[End-of-the-month commentary on blogging. List of previous.]
“The best things are the things you never knew you wanted until you got them.”
The Unknown Unknown: Bookshops and the delight of not getting what you wanted
by Mark Forsyth [Icon 2014]
The author blogs at The Inky Fool: On Words, Phrases, Grammar, Rhetoric and Prose
For Forsyth, a “known known” is a book already read. A “known unknown” is a book you would only read if stranded on a desert island. An “unknown unknown” is the eureka moment.
When I go into a bookstore, I’m happy to see books that I have read and liked.
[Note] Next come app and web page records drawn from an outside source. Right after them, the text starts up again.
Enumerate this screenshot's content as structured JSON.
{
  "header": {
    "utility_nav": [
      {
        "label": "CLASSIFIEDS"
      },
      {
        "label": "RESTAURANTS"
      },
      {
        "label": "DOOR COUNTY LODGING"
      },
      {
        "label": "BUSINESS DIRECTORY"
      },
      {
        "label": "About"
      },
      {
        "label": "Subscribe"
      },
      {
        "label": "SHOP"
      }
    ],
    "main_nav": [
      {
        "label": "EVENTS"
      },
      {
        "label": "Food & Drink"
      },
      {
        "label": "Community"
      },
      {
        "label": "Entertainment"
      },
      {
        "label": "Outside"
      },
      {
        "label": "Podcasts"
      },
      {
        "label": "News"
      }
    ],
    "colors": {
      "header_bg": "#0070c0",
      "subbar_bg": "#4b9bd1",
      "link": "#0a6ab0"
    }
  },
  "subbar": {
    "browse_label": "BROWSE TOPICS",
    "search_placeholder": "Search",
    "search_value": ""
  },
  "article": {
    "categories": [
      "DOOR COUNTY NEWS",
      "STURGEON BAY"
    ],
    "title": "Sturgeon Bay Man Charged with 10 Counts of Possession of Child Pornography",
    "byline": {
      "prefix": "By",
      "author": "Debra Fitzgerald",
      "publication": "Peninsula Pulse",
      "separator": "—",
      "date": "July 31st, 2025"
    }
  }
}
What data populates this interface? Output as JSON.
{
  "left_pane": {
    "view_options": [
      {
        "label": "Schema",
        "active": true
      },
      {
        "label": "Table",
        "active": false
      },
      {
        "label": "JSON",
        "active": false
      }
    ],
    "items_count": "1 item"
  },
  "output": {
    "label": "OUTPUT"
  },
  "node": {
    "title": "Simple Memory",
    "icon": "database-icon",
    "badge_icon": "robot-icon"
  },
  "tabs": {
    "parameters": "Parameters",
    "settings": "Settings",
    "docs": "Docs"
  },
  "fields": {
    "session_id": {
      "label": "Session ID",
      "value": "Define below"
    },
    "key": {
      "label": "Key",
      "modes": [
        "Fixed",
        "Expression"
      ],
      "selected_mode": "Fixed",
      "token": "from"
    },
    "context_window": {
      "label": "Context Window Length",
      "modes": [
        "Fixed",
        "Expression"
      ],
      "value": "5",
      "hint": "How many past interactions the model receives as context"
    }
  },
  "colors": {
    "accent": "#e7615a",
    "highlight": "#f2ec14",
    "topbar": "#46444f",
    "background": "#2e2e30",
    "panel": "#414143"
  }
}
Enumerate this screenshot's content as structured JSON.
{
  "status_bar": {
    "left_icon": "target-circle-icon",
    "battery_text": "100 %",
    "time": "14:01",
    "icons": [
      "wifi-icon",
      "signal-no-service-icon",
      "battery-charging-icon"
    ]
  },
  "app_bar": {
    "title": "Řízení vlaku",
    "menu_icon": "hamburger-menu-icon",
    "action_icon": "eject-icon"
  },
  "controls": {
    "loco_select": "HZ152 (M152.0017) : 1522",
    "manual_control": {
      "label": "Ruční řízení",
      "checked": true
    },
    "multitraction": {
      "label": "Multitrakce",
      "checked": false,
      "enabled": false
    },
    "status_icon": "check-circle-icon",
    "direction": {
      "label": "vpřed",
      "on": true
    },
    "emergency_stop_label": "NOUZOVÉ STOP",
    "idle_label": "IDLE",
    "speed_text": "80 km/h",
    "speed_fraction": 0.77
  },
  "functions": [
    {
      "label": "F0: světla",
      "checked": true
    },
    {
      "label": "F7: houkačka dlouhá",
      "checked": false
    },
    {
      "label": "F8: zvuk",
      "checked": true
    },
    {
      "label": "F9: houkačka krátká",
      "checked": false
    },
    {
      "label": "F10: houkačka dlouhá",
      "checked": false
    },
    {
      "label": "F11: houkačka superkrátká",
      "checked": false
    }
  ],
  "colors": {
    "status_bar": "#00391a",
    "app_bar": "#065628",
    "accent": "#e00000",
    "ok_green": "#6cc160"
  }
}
Seeing old friends makes me trust the judgment of the store. But it doesn’t give me anything to read. I’m delighted to see the latest book of a favorite author (an unknown known?). Now I have something to read. But I could have ordered it myself from the Borg. Like Forsyth, what I want from a bookstore is a book whose identity I had never previously suspected, yet now must read.
That’s how I feel about my blog.
First, I’m happy with the blog as is. So long as it continues to amuse me, it continues to fulfill its primary purpose, viz “to keep me from going batshit crazy.” [Back] However, I’ve been to two blog talks this year [See Jane Write, Acronyms]. Other bloggers have all manner of plans. So I ponder.
If I were in need of the pittance available from monetizing, I’d make more money as a greeter at Walmart. If I were burning to write for magazines or to speak at conventions, I’d be better off contacting editors and organizers directly, not sitting about, twiddling my electrons, waiting for someone to notice my blog. I want my blog to … to … I don’t know. That’s my point. It’s an unknown unknown. If I knew what I wanted, I’d make efforts in that direction.
If I had to define a stretch goal, I would want my blog to open doors that I don’t even know were there.